In the Letter, the Alliance notes that while navigators will have robust access to consumers’ personal information, the Final Rule relating to the Standards for Navigators and Non-Navigator Assistance Personnel (“Final Rule”) does not provide sufficiently clear standards regarding how such individuals will be trained on the importance of protecting consumers’ privacy. The Letter also states that the Final Rule does not require uniform criminal background or fingerprint checks for personnel who collect consumers’ information to assist with insurance enrollment. Inadequate background checks coupled with insufficient training could result in hiring “unscrupulous counselors” with “easy means to commit identity theft on consumers,” the Letter argues. After articulating its concerns, the Alliance requests a response from HHS by August 28, 2013 that addresses specific questions related to screening personnel, guidance to program personnel, monitoring personnel, notifying consumers of privacy rights, liability, fraud prevention and remedies, penalties, and supplemental state regulation.
Soon after the Letter was sent, Gov. Scott expressed his concerns regarding how personal information disclosed to navigators would be used, framing the issue as one related to both consumer protection and identity theft. HHS Spokeswoman Joanne Peters responded to Gov. Scott’s comments by explaining that the navigator program has precedent, since the government has assisted individuals with enrollment in the Medicare and Medicaid programs for years.
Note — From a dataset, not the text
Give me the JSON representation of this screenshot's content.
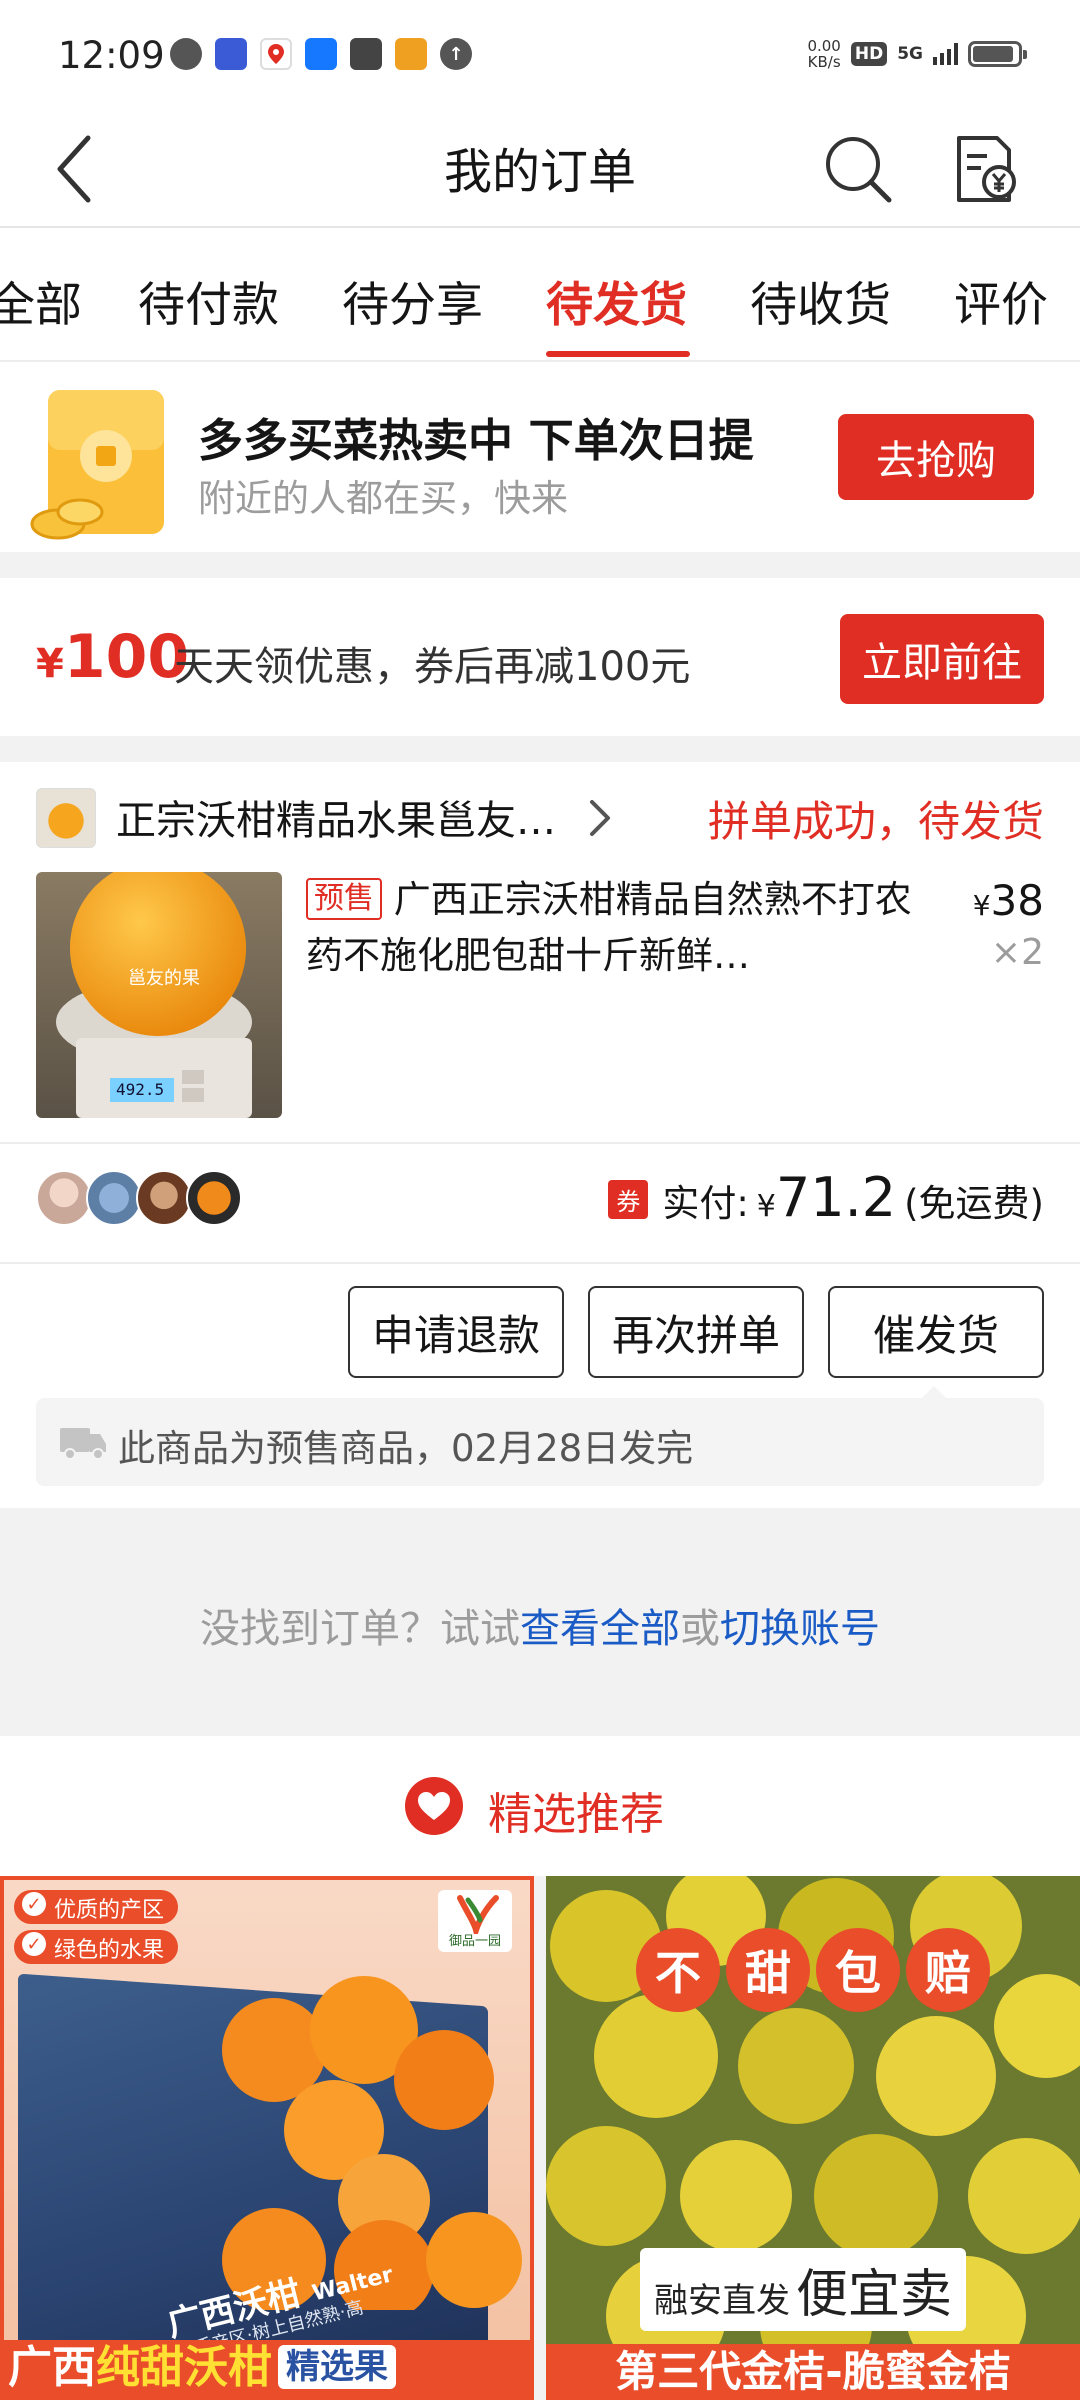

Additionally, she clarified that once navigators assist individuals with completing on-line insurance applications, the navigators will no longer have access to the applications or the personal information contained therein.
The numerous constituents who are interested in the navigator program, including, purchasers, suppliers, and others, will be interested to see if HHS responds to the Letter itself and also how HHS continues to address data privacy concerns generally.